Small Businesses play a significant role in a developing economy – from creating valuable business opportunities to employing a large chunk of the workforce. They are the drivers of growth contributing significantly to a range of sectors and industries.
Small Businesses produce nearly half the manufactured output and are also the largest employers of workforce in India after agriculture. Roughly, 75 million people in India are employed with small businesses. They contribute approximately 9-10% of the Indian GDP. An estimated 90% of industrial units in India come under small businesses. They contribute to 40% of value addition in the manufacturing sector and 35% to India’s merchandise exports.
With such significant contributions, it becomes imperative to encourage the growth of these businesses in India. We are now witnessing an increased focus on small businesses from several government institutions, corporate houses and financial entities. The government, by recognizing the small business opportunity, has introduced various policy measures to help them grow.
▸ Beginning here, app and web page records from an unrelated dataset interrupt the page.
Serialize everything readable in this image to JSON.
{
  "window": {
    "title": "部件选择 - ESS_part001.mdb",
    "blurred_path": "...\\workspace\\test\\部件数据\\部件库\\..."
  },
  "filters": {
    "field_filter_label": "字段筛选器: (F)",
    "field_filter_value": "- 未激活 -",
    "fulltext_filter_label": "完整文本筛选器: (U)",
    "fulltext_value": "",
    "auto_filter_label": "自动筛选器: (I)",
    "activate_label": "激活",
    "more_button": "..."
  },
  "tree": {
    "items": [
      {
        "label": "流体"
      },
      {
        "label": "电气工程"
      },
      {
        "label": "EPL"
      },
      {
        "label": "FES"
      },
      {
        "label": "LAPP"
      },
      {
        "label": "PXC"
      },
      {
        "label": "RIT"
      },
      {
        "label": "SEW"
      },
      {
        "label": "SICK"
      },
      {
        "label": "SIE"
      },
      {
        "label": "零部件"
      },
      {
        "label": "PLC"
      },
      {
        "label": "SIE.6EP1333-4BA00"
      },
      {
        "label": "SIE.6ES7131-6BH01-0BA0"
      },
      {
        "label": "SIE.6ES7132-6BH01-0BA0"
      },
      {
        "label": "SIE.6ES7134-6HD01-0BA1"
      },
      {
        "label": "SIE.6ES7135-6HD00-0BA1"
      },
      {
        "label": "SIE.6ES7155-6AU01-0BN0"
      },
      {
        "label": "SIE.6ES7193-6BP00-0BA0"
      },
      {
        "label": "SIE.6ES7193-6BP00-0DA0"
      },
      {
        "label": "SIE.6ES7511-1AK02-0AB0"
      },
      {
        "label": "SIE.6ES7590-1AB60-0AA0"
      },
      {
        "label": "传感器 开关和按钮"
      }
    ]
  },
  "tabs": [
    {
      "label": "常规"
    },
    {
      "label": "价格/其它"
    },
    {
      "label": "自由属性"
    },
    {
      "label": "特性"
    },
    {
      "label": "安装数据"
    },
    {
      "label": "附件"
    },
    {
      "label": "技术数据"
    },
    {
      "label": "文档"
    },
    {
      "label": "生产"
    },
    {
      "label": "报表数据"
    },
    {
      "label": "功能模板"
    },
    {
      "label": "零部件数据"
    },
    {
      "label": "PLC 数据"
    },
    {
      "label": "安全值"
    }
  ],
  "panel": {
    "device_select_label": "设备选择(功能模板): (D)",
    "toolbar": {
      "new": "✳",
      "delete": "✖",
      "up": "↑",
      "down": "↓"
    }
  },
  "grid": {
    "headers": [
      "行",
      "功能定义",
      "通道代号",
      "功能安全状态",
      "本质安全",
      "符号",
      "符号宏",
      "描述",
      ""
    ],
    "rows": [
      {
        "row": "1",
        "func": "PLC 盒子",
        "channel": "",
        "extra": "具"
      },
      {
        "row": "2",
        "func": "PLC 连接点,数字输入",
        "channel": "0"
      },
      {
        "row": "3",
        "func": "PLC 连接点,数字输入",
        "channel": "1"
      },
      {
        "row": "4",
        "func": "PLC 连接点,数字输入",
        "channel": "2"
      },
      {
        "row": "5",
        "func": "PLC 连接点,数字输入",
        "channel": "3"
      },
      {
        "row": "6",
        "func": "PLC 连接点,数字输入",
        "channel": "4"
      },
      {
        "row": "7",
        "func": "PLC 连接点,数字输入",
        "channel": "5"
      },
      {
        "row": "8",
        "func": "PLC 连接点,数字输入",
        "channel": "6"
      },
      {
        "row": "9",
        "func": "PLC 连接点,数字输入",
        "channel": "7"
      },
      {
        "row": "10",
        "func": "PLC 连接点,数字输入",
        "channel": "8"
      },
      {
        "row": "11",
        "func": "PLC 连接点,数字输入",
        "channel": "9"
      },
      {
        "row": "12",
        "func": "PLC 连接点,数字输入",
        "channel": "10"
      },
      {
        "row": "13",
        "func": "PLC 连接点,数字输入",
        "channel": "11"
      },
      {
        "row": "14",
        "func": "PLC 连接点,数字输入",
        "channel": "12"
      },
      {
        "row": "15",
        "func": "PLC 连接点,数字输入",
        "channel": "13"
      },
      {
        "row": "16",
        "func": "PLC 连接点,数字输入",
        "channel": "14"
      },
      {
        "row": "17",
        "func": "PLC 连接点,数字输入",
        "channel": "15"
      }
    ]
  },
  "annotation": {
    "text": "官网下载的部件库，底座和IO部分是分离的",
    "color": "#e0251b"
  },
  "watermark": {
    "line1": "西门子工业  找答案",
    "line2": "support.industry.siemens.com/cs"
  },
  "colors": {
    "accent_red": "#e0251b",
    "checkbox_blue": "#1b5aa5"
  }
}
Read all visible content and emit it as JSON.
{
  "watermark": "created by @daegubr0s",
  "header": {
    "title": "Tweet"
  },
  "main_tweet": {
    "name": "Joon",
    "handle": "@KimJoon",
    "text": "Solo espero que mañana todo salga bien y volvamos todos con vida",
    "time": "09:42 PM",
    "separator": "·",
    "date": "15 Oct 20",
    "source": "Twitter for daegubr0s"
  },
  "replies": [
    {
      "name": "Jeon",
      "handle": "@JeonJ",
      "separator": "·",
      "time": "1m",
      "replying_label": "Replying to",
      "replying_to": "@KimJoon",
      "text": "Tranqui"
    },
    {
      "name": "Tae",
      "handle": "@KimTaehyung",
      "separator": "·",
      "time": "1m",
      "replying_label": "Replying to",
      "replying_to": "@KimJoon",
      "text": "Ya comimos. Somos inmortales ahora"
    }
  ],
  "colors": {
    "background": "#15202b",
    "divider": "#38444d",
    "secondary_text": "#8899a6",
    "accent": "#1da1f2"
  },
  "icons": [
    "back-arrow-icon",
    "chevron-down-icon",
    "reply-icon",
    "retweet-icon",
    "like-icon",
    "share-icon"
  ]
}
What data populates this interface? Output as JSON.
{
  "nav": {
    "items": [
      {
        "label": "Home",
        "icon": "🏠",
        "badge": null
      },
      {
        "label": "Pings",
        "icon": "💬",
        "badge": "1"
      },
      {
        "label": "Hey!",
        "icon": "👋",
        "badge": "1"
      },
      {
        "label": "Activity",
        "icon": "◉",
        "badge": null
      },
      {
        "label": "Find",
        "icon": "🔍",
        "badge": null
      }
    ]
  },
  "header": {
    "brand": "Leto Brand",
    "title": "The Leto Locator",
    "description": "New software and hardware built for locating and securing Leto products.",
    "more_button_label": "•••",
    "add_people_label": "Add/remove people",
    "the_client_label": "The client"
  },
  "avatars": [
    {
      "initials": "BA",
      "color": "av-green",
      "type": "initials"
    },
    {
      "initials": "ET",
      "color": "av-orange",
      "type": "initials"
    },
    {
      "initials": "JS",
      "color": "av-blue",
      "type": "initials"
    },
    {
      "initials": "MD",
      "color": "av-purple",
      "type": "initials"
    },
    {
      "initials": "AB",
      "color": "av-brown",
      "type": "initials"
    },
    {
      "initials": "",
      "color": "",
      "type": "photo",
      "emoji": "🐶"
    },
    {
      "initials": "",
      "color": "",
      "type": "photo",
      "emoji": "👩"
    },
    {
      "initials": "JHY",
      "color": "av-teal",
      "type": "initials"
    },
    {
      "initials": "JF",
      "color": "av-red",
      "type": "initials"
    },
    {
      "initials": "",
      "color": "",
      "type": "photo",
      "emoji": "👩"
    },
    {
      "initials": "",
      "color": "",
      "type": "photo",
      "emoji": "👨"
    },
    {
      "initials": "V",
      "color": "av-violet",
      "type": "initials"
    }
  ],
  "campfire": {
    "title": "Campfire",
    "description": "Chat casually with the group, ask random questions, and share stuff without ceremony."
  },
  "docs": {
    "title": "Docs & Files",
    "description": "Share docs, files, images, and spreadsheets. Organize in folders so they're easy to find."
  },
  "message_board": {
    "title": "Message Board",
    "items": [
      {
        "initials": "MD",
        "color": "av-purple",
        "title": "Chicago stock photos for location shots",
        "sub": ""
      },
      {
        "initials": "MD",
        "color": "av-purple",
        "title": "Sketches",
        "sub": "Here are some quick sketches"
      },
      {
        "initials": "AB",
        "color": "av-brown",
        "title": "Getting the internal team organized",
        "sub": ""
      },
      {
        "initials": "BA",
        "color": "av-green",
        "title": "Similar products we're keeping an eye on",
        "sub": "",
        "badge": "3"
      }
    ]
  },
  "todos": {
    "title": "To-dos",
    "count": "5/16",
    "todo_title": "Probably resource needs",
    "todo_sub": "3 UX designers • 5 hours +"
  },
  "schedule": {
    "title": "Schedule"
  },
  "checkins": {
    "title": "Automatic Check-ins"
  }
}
It is also working towards promoting the small business segment by capacity building measures to keep them updated on emerging areas of business and familiarizing them with the changing laws and regulatory frameworks. Today, the government is developing a positive environment to encourage new businesses and entrepreneurs by providing support in several ways including financial assistance by allowing medium-term loans, reduction of interest rates by RBI etc.
India is a huge market brimming with many opportunities. This has encouraged the growth of the small business segment and brought tremendous success to entrepreneurs and business owners. So far, these businesses have limited their operations to the local Indian market. Increasingly entrepreneurs are keen on expanding to other markets and establishing a global identity. Today, the Indian small business industry is aiming for global markets, ready to compete against global giants. This is an encouraging sign and this industry needs to be provided the right support to cater to global needs. Industry exchange programmes and access to market research data will help develop an understanding of the global market and its needs. Government support in setting up technology infrastructure will boost productivity and quality for these small businesses.
Another aspect that is essential in creating a positive environment for small businesses is to have friendly regulatory policies. Allowing Foreign Direct Investment, speeding up approvals, creating a single window system for information, simplifying operational frameworks etc. are key factors that will contribute towards the growth of small businesses in India.
Even with adequate support from the government and the private sector, small businesses in India face several challenges which need to be addressed. Prominent among them is the lack of access to technology and financial management resources. Despite various schemes from the government to enable easy access to capital, small businesses struggle to raise adequate funds. Private sector can contribute towards this issue by infusing equity funds and venture capital. In a study conducted by Intuit supported the Ministry of Micro, Small and Medium Enterprises, Government of India, pointed out that small businesses in India are yet to realize the full potential of technology as a game-changer for business. The study also highlighted the top barriers to technology adoption being cost, lack of skilled manpower, low awareness of the benefits of technology, poor infrastructure and concerns about security and privacy. A collaborative effort is needed to address these concerns of small businesses and identify and develop solutions through participation from various quarters. A collective approach with government and private sector coming together is the ideal way forward. Intuit in association with NIESBUD has introduced a financial literacy programme aimed at helping small business owners understand financial management. Initiatives like these are a positive step in bridging the gaps.
Key hindrances to the growth of small businesses also include lack of infrastructure and limited access to institutional assistance. Infrastructure hassles have to be addressed on priority as it forms the base of starting a business and also affects productivity. Setting up SEZs, improving transportation through better road and rail connectivity, allowing reforms in telecommunication etc. will help address few problems related to infrastructure. Another challenge for small businesses is labour and talent acquisition. Start-ups and small businesses are generally not considered attractive career options. Participation in education and career related events and academic outreach will help in reaching out to youth and spreading awareness about this sector. Growth and success of small businesses will also automatically make them lucrative for acquiring the right talent.
There are a few factors that even small businesses need to keep in mind to succeed before starting out. Understanding the market is the topmost among them. Considerable research is required to comprehend the ‘what’, ‘why’ and ‘how’ of the market. It is necessary to understand the market preparedness for your product or service. Evaluating possibilities, pricing and competition will help build a credible product or start a service. Re-organizing and implementing necessary changes is essential to sustain in changing markets conditions.
Lastly, success in entrepreneurship and running a small business is not just dependent on the external factors as discussed above but on the internal ones such as the mindset of the entrepreneur. Challenges are abundant in starting a business but the will to find solutions and overcome these challenges is the key.